My observation is that etiquette is wildly diverse, thus requiring great elasticity by those who occupy the lower social, professional, and economic ranks within the contemporary art apparatus. It seems that each figure of authority culls his or her own style of etiquette, decorum, and behavioral expectations. Watching artists assess and adapt to these different situations on the fly is staggering. Art fairs are a great place to observe such adaptive behavior.

Was etiquette foregrounded in any memorable situation?

European royalty and heads of state were in attendance at the grand opening of MUDAM in Luxembourg, and the artists participating in the exhibitions were briefed in proper rules of etiquette and protocol. My guess is that the foregrounding of etiquette is a common occurrence when state, diplomatic and culture institutions come together in ceremony.

What customs or mannerisms are particular to the art world?

Manners and customs are highly individualistic and as diverse as art-world couture, but this multiplicity of social behavior underscores distinction and status, not equality.

When does breach of etiquette play a role in embarrassing or awkward encounters?

The Fondation Cartier in Cahors, France, was throwing an afternoon lunch celebrating the exhibition “La Sphère de l’Intime,” curated by Jerome Sans. Sans greeted fellow curator and friend Peter Doroshenko with, “you wear a T-shirt to my party?” Doroshenko replied that it was from agnès b. Sans was being playful, but there was also a cutting whiff of offense in his comment. Those of us in earshot immediately fell into rank and file, mentally preparing a defense for our shirts and blouses.

How should people behave? What would be a maxim for appropriate conduct?

Kindly and with regard.

Has there been a shift in etiquette as the financial climate has changed?

People are behaving more vulnerably, but I haven’t observed a renewed interest in the ideals of etiquette. Etiquette is selfless. In a downturn economy people are inevitably self-interested.

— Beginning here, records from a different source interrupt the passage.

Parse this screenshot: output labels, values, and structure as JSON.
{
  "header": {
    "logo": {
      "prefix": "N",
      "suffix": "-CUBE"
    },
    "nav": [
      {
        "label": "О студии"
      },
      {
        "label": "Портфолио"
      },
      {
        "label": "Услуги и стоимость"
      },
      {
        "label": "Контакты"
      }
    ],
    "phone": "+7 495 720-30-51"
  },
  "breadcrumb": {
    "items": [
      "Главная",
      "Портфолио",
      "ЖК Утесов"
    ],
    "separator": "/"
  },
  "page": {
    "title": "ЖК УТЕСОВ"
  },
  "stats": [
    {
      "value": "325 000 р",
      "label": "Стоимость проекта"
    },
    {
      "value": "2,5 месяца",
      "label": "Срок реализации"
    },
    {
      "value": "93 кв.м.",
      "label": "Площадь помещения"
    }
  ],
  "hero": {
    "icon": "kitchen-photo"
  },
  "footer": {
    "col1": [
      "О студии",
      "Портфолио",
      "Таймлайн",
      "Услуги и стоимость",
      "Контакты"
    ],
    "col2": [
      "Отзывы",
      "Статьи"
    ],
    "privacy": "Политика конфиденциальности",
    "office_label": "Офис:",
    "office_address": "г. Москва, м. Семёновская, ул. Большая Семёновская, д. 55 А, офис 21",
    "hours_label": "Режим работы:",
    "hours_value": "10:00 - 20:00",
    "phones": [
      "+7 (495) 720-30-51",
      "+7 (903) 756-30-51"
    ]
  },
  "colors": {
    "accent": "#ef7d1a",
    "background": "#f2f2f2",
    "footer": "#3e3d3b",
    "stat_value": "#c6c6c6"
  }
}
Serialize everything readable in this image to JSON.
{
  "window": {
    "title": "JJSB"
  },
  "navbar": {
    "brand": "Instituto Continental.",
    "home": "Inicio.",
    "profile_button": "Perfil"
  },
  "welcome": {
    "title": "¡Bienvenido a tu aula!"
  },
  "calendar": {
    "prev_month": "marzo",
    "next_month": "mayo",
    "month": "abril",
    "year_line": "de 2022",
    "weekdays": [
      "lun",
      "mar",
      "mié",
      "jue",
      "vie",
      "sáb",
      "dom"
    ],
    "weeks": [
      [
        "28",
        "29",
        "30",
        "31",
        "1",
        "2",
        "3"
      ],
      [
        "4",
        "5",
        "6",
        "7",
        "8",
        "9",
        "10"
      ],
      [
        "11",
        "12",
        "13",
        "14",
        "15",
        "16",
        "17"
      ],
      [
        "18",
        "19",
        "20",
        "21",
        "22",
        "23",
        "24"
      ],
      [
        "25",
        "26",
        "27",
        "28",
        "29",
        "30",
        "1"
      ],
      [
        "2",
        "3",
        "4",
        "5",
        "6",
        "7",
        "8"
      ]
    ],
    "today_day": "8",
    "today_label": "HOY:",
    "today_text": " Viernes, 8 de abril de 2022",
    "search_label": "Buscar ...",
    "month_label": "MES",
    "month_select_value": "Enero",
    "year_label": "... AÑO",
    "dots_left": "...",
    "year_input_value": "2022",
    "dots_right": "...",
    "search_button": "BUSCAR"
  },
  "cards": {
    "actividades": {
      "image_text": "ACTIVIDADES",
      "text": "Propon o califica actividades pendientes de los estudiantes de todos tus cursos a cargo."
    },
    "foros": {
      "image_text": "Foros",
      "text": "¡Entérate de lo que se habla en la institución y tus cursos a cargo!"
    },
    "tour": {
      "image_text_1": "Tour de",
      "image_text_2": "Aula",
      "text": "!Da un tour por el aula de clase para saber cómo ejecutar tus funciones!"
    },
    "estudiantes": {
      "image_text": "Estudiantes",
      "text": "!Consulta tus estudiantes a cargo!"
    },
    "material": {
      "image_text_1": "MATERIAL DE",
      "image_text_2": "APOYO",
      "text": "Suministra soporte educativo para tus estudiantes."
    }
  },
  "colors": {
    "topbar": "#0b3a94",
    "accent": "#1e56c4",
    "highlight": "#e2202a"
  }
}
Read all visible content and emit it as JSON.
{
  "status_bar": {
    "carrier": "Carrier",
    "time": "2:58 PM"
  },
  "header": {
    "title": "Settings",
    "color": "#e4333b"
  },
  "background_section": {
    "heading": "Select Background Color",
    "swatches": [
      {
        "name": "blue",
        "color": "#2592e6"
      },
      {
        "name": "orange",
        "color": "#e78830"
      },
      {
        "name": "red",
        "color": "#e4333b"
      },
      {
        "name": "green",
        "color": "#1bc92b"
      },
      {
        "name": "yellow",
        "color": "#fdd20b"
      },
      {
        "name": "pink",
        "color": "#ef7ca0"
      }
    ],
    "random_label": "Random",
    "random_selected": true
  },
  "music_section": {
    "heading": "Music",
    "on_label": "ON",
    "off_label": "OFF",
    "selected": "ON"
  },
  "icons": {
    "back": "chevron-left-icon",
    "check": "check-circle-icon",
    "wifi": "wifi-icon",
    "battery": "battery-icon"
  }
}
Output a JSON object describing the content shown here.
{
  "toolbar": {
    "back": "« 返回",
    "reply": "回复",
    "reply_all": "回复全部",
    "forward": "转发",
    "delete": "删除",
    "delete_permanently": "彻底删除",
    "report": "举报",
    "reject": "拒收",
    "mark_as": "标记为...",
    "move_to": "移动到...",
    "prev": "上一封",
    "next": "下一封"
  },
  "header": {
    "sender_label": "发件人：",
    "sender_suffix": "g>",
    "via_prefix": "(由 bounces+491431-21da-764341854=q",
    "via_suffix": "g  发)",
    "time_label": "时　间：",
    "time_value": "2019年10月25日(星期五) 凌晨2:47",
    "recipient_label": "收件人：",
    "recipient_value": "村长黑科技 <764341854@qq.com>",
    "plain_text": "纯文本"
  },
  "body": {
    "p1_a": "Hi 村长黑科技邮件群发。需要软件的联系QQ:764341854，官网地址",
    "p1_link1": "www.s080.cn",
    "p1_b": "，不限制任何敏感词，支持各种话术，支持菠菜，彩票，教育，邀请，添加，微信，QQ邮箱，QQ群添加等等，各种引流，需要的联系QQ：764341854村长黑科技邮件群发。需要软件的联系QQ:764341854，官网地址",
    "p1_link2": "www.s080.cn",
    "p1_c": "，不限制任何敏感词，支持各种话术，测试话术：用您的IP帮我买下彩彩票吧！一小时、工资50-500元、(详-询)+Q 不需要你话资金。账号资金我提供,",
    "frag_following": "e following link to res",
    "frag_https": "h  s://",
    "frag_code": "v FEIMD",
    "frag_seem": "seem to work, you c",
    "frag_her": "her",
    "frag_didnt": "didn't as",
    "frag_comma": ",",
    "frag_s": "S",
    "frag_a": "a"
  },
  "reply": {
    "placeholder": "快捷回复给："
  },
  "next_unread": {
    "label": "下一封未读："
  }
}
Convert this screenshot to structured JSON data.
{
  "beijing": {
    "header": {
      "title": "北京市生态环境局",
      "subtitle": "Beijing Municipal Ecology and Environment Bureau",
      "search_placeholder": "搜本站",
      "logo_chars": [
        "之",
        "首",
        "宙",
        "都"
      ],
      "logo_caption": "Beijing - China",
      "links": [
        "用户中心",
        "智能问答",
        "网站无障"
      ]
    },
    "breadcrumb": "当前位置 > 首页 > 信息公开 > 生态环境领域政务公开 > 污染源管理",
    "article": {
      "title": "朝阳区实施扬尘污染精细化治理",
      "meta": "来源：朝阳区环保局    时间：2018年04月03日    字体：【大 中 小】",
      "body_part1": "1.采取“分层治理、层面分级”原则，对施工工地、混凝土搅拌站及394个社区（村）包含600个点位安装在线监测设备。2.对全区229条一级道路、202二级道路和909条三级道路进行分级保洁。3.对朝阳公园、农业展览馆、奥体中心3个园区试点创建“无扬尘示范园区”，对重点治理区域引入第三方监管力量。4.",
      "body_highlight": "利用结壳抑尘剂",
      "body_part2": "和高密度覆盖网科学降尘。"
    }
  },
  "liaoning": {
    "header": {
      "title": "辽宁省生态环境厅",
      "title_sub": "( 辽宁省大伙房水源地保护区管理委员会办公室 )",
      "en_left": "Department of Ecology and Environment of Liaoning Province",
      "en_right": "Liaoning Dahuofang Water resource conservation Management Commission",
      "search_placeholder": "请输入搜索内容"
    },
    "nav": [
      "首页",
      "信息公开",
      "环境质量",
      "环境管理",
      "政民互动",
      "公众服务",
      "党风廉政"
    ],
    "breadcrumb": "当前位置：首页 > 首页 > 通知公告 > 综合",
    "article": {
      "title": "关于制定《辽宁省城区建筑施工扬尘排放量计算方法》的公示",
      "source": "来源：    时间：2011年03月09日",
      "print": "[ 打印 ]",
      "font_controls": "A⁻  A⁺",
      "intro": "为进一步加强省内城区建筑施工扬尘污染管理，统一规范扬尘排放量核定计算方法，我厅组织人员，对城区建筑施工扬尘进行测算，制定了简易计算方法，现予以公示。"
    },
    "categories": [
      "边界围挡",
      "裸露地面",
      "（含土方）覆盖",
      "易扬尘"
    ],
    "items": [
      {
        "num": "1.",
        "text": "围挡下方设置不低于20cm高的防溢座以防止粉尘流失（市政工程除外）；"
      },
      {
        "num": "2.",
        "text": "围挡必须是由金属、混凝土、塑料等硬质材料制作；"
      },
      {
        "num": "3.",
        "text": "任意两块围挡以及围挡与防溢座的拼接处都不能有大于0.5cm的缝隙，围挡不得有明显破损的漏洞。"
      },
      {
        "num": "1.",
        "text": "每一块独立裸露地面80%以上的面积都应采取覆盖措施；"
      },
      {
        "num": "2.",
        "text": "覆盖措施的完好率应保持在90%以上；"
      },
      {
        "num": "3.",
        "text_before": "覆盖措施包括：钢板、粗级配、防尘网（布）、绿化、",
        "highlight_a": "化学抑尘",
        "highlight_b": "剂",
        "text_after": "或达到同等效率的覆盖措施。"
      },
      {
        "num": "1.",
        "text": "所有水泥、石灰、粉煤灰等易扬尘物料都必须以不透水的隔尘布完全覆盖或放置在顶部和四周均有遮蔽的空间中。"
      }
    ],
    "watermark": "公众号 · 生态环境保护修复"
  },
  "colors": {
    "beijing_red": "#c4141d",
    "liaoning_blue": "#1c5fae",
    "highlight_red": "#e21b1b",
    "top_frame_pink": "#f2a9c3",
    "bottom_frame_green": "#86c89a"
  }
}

What constitutes bad manners?

The worst offense is not getting back to others who professionally (or even sincerely) request something of you. Not responding does not mean ‘no.’ Have the courtesy to simply respond with an answer.

—Michelle Grabner